Obstetrics Gynecology – MD, MSC, MMSC, Phd – Fertility Specialist

E-cigarette exposure may cause fertility issues and damage to fetuses

In a new study published by The Endocrine Society, The Endocrine Society, researchers have found that e-cigarettes may be damaging to fertility. Using a mouse model, the experts also demonstrated that vaping can lead to negative pregnancy outcomes.

According to the Centres of Disease Control and Prevention (CDC), the number of middle and high school students using e-cigarettes has exploded in recent years, jumping from 2.1 million in 2017 to 3.6 million in 2018. Vaping is also driving increased tobacco use among adolescents.

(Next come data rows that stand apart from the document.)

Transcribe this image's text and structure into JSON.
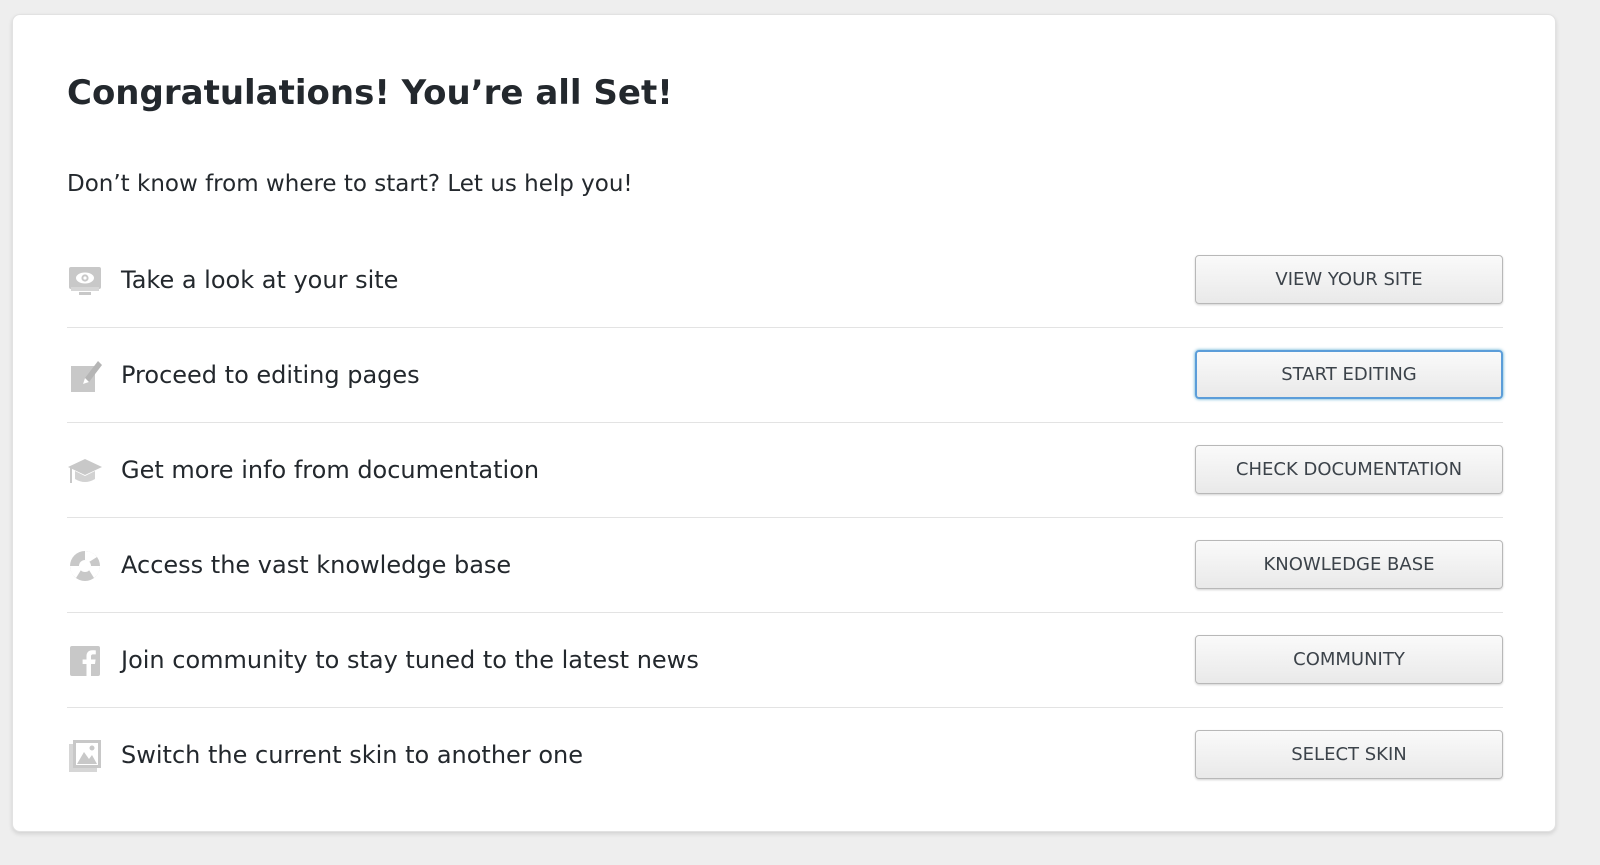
{
  "title": "Congratulations! You’re all Set!",
  "subtitle": "Don’t know from where to start? Let us help you!",
  "colors": {
    "icon": "#c8c8c8",
    "text": "#23282d",
    "focus_ring": "#5b9dd9"
  },
  "rows": [
    {
      "icon": "monitor-eye-icon",
      "label": "Take a look at your site",
      "button": "VIEW YOUR SITE"
    },
    {
      "icon": "edit-icon",
      "label": "Proceed to editing pages",
      "button": "START EDITING",
      "focused": true
    },
    {
      "icon": "graduation-cap-icon",
      "label": "Get more info from documentation",
      "button": "CHECK DOCUMENTATION"
    },
    {
      "icon": "lifebuoy-icon",
      "label": "Access the vast knowledge base",
      "button": "KNOWLEDGE BASE"
    },
    {
      "icon": "facebook-icon",
      "label": "Join community to stay tuned to the latest news",
      "button": "COMMUNITY"
    },
    {
      "icon": "image-icon",
      "label": "Switch the current skin to another one",
      "button": "SELECT SKIN"
    }
  ]
}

E-cigarettes are promoted as a safer alternative to traditional cigarettes, yet little is known about the potential health impacts of vaping. Last month, a study from the University of Pennsylvania School of Medicine showed that vaping just one time caused immediate damage to blood vessels and vascular function, even when the electronic cigarettes were nicotine-free.

For the current analysis, the researchers used a mouse model to examine whether e-cigarette exposure impairs fertility and offspring health. Study co-author Dr. Kathleen Caron is a professor and chair in the Department of Cell Biology & Physiology at UNC Chapel Hill.

“We found that e-cigarette usage prior to conception significantly delayed implantation of a fertilized embryo to the uterus, thus delaying and reducing fertility (in mice),” said Dr. Caron. “We also discovered that e-cigarette usage throughout pregnancy changed the long-term health and metabolism of female offspring – imparting lifelong, second-generation effects on the growing fetus.”

After exposure to e-cigarette vapor, female mice exhibited reduced embryo implantation and a notable delay in the onset of pregnancy with the first litter. In addition, the offspring that were exposed to e-cigarettes in utero failed to gain as much weight as control mice.

“These findings are important because they change our views on the perceived safety of e-cigarettes as alternatives to traditional cigarettes before and during pregnancy,” said Dr. Caron.

The study is published in the Journal of the Endocrine Society.